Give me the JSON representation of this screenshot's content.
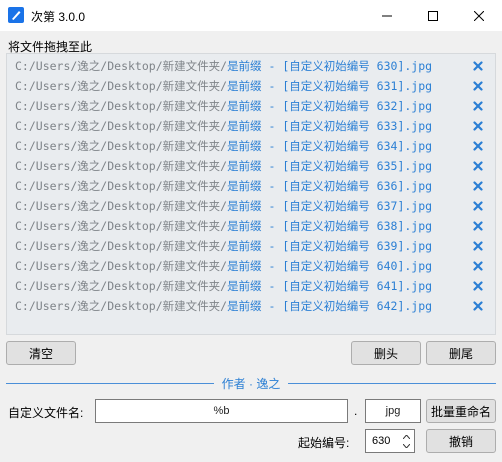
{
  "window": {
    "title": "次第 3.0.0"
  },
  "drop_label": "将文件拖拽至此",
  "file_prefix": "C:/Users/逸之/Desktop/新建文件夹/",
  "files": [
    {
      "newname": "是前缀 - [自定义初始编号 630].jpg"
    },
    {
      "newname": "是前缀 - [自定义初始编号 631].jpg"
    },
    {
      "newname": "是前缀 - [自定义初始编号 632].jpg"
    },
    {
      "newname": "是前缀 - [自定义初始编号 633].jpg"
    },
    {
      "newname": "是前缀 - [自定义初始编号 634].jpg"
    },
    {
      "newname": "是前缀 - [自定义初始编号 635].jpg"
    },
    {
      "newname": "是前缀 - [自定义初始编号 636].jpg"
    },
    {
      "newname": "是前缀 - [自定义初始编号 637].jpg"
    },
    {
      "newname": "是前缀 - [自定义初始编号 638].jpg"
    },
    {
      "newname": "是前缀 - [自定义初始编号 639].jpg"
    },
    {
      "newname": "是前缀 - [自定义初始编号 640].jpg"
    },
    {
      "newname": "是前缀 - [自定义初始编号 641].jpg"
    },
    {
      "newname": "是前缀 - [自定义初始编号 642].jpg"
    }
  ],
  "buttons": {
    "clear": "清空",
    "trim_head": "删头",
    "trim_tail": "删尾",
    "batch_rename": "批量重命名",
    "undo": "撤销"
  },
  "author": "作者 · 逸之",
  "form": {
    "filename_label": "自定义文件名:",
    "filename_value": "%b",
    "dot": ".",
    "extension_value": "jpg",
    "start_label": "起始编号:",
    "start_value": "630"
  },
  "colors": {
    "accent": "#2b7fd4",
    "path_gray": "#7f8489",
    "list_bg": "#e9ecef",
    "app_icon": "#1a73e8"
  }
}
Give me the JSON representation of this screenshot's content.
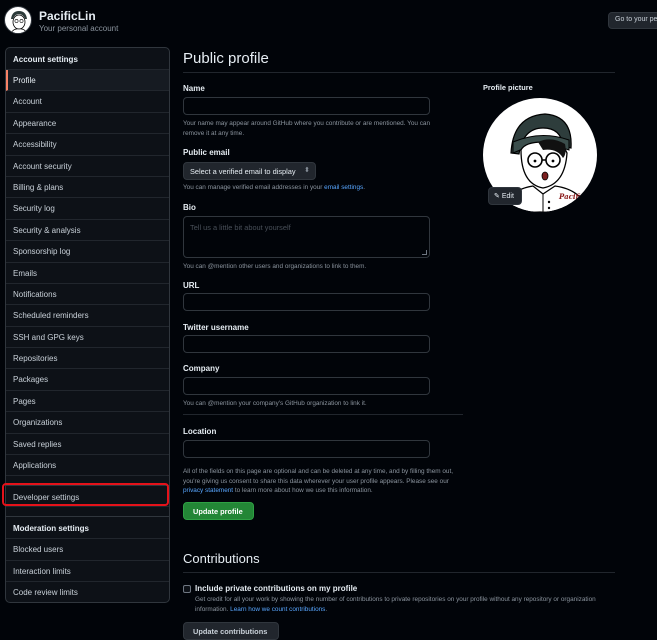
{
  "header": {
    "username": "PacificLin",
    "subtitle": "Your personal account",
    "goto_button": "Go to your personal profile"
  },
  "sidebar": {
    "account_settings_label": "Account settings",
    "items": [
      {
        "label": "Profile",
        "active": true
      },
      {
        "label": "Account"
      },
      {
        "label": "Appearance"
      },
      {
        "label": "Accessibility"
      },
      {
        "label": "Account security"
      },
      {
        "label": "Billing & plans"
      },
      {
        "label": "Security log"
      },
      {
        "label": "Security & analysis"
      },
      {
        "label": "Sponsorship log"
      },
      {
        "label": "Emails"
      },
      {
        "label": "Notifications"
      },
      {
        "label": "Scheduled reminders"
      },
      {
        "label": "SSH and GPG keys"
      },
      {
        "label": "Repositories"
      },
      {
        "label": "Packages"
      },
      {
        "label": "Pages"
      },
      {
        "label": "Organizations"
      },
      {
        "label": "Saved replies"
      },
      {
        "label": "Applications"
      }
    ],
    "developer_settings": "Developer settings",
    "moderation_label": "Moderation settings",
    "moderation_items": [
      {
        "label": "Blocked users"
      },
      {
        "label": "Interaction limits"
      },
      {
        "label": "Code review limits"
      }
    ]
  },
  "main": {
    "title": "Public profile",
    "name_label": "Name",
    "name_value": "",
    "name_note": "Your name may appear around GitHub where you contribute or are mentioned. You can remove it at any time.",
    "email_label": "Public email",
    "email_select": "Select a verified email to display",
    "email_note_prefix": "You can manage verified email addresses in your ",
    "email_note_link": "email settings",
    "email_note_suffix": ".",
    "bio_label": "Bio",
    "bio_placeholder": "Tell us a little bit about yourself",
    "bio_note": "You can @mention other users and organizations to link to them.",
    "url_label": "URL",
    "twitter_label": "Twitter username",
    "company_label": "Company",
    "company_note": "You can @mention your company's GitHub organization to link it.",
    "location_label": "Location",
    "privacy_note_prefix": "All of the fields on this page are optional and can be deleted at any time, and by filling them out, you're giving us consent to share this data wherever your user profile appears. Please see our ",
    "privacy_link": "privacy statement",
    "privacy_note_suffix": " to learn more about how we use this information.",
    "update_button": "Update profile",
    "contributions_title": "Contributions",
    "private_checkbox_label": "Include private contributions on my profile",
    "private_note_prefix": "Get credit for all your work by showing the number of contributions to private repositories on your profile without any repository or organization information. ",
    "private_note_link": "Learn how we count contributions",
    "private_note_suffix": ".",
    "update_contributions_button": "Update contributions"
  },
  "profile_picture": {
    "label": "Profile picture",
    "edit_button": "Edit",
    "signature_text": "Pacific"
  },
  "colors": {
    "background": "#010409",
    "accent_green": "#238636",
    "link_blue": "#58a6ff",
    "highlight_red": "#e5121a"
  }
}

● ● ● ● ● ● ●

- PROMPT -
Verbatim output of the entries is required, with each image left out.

- RESULT BELOW -
Give me the JSON representation of this screenshot's content.
{
  "window": {
    "title": "次第 3.0.0"
  },
  "drop_label": "将文件拖拽至此",
  "file_prefix": "C:/Users/逸之/Desktop/新建文件夹/",
  "files": [
    {
      "newname": "是前缀 - [自定义初始编号 630].jpg"
    },
    {
      "newname": "是前缀 - [自定义初始编号 631].jpg"
    },
    {
      "newname": "是前缀 - [自定义初始编号 632].jpg"
    },
    {
      "newname": "是前缀 - [自定义初始编号 633].jpg"
    },
    {
      "newname": "是前缀 - [自定义初始编号 634].jpg"
    },
    {
      "newname": "是前缀 - [自定义初始编号 635].jpg"
    },
    {
      "newname": "是前缀 - [自定义初始编号 636].jpg"
    },
    {
      "newname": "是前缀 - [自定义初始编号 637].jpg"
    },
    {
      "newname": "是前缀 - [自定义初始编号 638].jpg"
    },
    {
      "newname": "是前缀 - [自定义初始编号 639].jpg"
    },
    {
      "newname": "是前缀 - [自定义初始编号 640].jpg"
    },
    {
      "newname": "是前缀 - [自定义初始编号 641].jpg"
    },
    {
      "newname": "是前缀 - [自定义初始编号 642].jpg"
    }
  ],
  "buttons": {
    "clear": "清空",
    "trim_head": "删头",
    "trim_tail": "删尾",
    "batch_rename": "批量重命名",
    "undo": "撤销"
  },
  "author": "作者 · 逸之",
  "form": {
    "filename_label": "自定义文件名:",
    "filename_value": "%b",
    "dot": ".",
    "extension_value": "jpg",
    "start_label": "起始编号:",
    "start_value": "630"
  },
  "colors": {
    "accent": "#2b7fd4",
    "path_gray": "#7f8489",
    "list_bg": "#e9ecef",
    "app_icon": "#1a73e8"
  }
}
Give me the JSON representation of this screenshot's content.
{
  "header": {
    "username": "PacificLin",
    "subtitle": "Your personal account",
    "goto_button": "Go to your personal profile"
  },
  "sidebar": {
    "account_settings_label": "Account settings",
    "items": [
      {
        "label": "Profile",
        "active": true
      },
      {
        "label": "Account"
      },
      {
        "label": "Appearance"
      },
      {
        "label": "Accessibility"
      },
      {
        "label": "Account security"
      },
      {
        "label": "Billing & plans"
      },
      {
        "label": "Security log"
      },
      {
        "label": "Security & analysis"
      },
      {
        "label": "Sponsorship log"
      },
      {
        "label": "Emails"
      },
      {
        "label": "Notifications"
      },
      {
        "label": "Scheduled reminders"
      },
      {
        "label": "SSH and GPG keys"
      },
      {
        "label": "Repositories"
      },
      {
        "label": "Packages"
      },
      {
        "label": "Pages"
      },
      {
        "label": "Organizations"
      },
      {
        "label": "Saved replies"
      },
      {
        "label": "Applications"
      }
    ],
    "developer_settings": "Developer settings",
    "moderation_label": "Moderation settings",
    "moderation_items": [
      {
        "label": "Blocked users"
      },
      {
        "label": "Interaction limits"
      },
      {
        "label": "Code review limits"
      }
    ]
  },
  "main": {
    "title": "Public profile",
    "name_label": "Name",
    "name_value": "",
    "name_note": "Your name may appear around GitHub where you contribute or are mentioned. You can remove it at any time.",
    "email_label": "Public email",
    "email_select": "Select a verified email to display",
    "email_note_prefix": "You can manage verified email addresses in your ",
    "email_note_link": "email settings",
    "email_note_suffix": ".",
    "bio_label": "Bio",
    "bio_placeholder": "Tell us a little bit about yourself",
    "bio_note": "You can @mention other users and organizations to link to them.",
    "url_label": "URL",
    "twitter_label": "Twitter username",
    "company_label": "Company",
    "company_note": "You can @mention your company's GitHub organization to link it.",
    "location_label": "Location",
    "privacy_note_prefix": "All of the fields on this page are optional and can be deleted at any time, and by filling them out, you're giving us consent to share this data wherever your user profile appears. Please see our ",
    "privacy_link": "privacy statement",
    "privacy_note_suffix": " to learn more about how we use this information.",
    "update_button": "Update profile",
    "contributions_title": "Contributions",
    "private_checkbox_label": "Include private contributions on my profile",
    "private_note_prefix": "Get credit for all your work by showing the number of contributions to private repositories on your profile without any repository or organization information. ",
    "private_note_link": "Learn how we count contributions",
    "private_note_suffix": ".",
    "update_contributions_button": "Update contributions"
  },
  "profile_picture": {
    "label": "Profile picture",
    "edit_button": "Edit",
    "signature_text": "Pacific"
  },
  "colors": {
    "background": "#010409",
    "accent_green": "#238636",
    "link_blue": "#58a6ff",
    "highlight_red": "#e5121a"
  }
}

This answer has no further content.